While the 6 October sale is the latest to be hit by suggestions of Medici loot being sold at auction, it is not the first. Bonhams withdrew an item from a sale in April this year after being told it appeared in the Medici files. Other auction houses have had similar problems.

Bonhams is reluctant to discuss the issue. Experts there are hopeful of persuading the Italian authorities to share the dossier – and fear that a public statement expressing their dissatisfaction with the current situation could scupper those discussions.

But a statement released ahead of the 6 October sale explained the difficult situation the auction houses find themselves in. Spokesman Julian Roup said that they could not withdraw the items because neither appeared on any stolen art databases, and that the so-called Medici Dossier "does not appear on any of the checkable databases".

Christie's in London is not known to have listed for sale any items from the Medici Dossier, but there was a suggestion in June this year that three items listed for sale in New York were also depicted in the Medici Dossier. But, with no access to the Medici files, Christie's refused to withdraw the items.

A spokesman said: "Christie's works closely with international authorities and organisations towards our shared objective of preventing the illicit trade in improperly exported or stolen works of art. We would encourage any person or organisation who is aware of improperly exported or stolen works of art to report the matter to the authorities and to register details of the work with the appropriate bodies."

Sotheby's too has listed items linked to the Medici Dossier, but that was in the 1980s. Sotheby's in London stopped trading in antiquities in 1997, partly due to the controversy surrounding the provenance of items.

All of the auction houses work in conjunction with the Art Loss Register (ALR), which maintains a database of all stolen or looted artworks in the world. But, as many items in the Medici Dossier were looted – taken after being discovered in the ground, which is illegal in Italy – many of the items had no previous owner to report them missing, nor, in many cases, was it even known that they existed.

The Italian authorities also refuse to share the dossier with the ALR. These two issues mean that while the auction houses will check the ALR before sale, none of the items in the Medici Dossier are on it.

Chris Marinello, an executive director of the Art Loss Register, explained: "The controversy is that the Italian government does not want to release the photographs. I can understand their reticence. The Italians know that there were other looters working with Medici and may want to convict some of them. Those pictures are evidence and they could argue that releasing them could prejudice future proceedings.

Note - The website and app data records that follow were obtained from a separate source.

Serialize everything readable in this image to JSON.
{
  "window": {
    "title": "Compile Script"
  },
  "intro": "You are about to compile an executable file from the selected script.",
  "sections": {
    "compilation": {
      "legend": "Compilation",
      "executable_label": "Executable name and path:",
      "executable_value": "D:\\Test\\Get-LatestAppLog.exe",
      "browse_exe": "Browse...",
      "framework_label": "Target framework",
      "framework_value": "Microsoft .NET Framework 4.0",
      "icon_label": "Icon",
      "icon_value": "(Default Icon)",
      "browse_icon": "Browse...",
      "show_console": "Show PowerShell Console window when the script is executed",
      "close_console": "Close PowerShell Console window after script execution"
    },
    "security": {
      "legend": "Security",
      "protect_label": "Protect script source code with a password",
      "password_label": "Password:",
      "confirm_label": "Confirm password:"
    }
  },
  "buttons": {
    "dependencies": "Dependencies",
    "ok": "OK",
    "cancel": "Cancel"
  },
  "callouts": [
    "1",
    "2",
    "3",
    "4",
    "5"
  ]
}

"That said, if they did release the dossier, it would allow many people – buyers, sellers and auction houses – to scrutinise the items before sale.

"There is no doubt that the Italian authorities could do themselves a great service by releasing more of this material to organisations like ourselves so we can take a better look at items that are being offered for sale and ascertain whether or not there is a legitimate argument for saying they have questionable provenance.

"I can certainly understand their reluctance to do so, but releasing some information would solve problems when auction houses do not know what to do."

But while figures in the art world say it is up to the Italian police to release the dossier, some argue that when even the slightest doubt is cast on the provenance of an antiquity, the auction house should remove it.

In London it is the job of Scotland Yard's Arts and Antiques Unit to investigate the sale of illicit antiquities. The Metropolitan Police refused to comment on the Medici Dossier. But Vernon Rapley, the former head of the unit, said that he too sympathised with the Italians' position. "Some of the items pictured in that dossier might have been legitimately owned. The fact that a dealer sells five stolen objects does not mean that everything in his collection was stolen. So it would be incorrect of the Italians to share that information without being able to say it is all definitely stolen. While I empathise with the views of the auction houses who want clarity, I think it is impossible for the Italians to give them the entire document."